The intensity of solar storms is expected to peak in 2013 and may devastate critical infrastructure like satellite communications, navigation systems and electrical transmission equipment, a top scientist has warned.
Kathryn Sullivan, assistant secretary of the US National Oceanic and Atmospheric Administration, said countries should prepare for "potentially devastating effects" from solar storms which are caused by massive explosions on the sun.
Solar storms, according to scientists, release particles that can temporarily disable or permanently destroy fragile computer circuits, the Daily Mail reported.
Dr Sullivan, a former NASA astronaut who in 1984 became the first woman to walk in space, told a UN weather conference in Geneva that "it is not a question of if, but really a matter of when a major solar event could hit our planet". She is not the only expert to issue a warning about the threat posed by solar storms. In February, astronomers warned that mankind is now more vulnerable to such an event than at any time in history -- and that the planet should prepare for a global Hurricane Katrina-style disaster.
A massive solar eruption, they said, would send waves of radiation and charged particles to Earth, damaging satellite systems used for synchronising computers, airline navigation and phone networks. If the storm is powerful enough it could even crash stock markets and cause power cuts that last weeks or months, experts told the American Association for the Advancement of Science.
The chances of a disruption from space are getting stronger because the sun is entering the most active period of its 11 to 12-year natural cycle. The world got a taster of the sun's explosive power in February when the strongest solar eruption in five years sent a torrent of charged plasma hurtling towards the world at 580 miles per second. The storm created spectacular aurorae and disrupted radio communications.

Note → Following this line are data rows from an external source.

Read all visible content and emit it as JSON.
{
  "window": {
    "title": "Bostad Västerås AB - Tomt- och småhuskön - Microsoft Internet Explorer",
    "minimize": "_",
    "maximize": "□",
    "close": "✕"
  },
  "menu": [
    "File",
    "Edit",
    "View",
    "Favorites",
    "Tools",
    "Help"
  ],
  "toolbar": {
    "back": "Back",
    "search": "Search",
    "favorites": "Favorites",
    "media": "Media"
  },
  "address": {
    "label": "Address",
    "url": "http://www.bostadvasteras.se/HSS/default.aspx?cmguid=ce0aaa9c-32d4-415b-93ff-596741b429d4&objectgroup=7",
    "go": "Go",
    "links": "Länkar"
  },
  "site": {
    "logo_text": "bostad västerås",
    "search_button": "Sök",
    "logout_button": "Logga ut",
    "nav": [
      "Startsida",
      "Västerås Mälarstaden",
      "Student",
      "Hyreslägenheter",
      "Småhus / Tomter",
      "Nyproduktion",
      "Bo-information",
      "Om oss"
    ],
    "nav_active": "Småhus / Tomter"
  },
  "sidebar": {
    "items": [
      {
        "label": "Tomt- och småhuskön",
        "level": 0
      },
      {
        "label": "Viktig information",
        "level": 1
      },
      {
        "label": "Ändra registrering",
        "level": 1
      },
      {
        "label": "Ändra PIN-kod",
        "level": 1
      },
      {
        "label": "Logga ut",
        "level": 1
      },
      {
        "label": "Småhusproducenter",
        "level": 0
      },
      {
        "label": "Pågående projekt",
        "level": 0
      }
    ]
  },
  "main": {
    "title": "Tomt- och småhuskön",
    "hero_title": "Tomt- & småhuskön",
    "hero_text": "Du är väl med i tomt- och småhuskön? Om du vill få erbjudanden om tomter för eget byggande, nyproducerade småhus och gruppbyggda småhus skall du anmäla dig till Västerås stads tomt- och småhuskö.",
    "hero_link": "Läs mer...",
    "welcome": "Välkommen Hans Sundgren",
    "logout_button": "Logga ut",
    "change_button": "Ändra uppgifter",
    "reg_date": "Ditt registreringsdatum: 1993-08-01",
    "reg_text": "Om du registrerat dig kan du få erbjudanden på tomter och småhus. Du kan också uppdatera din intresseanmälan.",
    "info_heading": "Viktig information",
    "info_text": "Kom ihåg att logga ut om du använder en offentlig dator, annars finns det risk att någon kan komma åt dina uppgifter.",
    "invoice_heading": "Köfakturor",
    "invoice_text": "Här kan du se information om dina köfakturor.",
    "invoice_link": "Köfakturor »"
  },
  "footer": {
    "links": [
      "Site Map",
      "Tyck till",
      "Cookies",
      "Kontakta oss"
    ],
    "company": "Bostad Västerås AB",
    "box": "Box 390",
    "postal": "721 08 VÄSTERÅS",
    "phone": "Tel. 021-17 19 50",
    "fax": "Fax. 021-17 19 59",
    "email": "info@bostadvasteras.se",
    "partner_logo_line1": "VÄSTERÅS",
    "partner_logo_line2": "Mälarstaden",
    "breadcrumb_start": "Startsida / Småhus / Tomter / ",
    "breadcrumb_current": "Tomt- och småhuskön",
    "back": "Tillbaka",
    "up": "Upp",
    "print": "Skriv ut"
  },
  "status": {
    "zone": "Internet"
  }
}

Space storms are not new. The first major solar flare was recorded by British astronomer Richard Carrington in 1859. Other solar geomagnetic storms have been observed in recent decades. According to NASA, one huge solar flare in 1972 cut off long-distance telephone communication in the mid-western state of Illinois. Another similar flare in 1989 'provoked geomagnetic storms that disrupted electric power transmission' and caused blackouts across the Canadian province of Quebec, the US space agency said.